▶ **WORK REQUIRED**
The records that follow should be retyped word for word.
-------- INFORMATION PROVIDED
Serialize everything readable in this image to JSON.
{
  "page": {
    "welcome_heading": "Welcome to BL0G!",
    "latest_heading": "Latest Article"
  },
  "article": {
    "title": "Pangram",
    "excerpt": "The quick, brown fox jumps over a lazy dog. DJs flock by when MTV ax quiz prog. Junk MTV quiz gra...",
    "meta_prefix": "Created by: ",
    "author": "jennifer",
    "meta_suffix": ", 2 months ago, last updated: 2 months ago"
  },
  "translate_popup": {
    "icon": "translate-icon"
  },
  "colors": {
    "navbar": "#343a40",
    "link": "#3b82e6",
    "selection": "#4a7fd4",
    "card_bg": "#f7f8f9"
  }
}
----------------
▶ **EXERCISE RESULT**
Serialize everything readable in this image to JSON.
{
  "page": {
    "welcome_heading": "Welcome to BL0G!",
    "latest_heading": "Latest Article"
  },
  "article": {
    "title": "Pangram",
    "excerpt": "The quick, brown fox jumps over a lazy dog. DJs flock by when MTV ax quiz prog. Junk MTV quiz gra...",
    "meta_prefix": "Created by: ",
    "author": "jennifer",
    "meta_suffix": ", 2 months ago, last updated: 2 months ago"
  },
  "translate_popup": {
    "icon": "translate-icon"
  },
  "colors": {
    "navbar": "#343a40",
    "link": "#3b82e6",
    "selection": "#4a7fd4",
    "card_bg": "#f7f8f9"
  }
}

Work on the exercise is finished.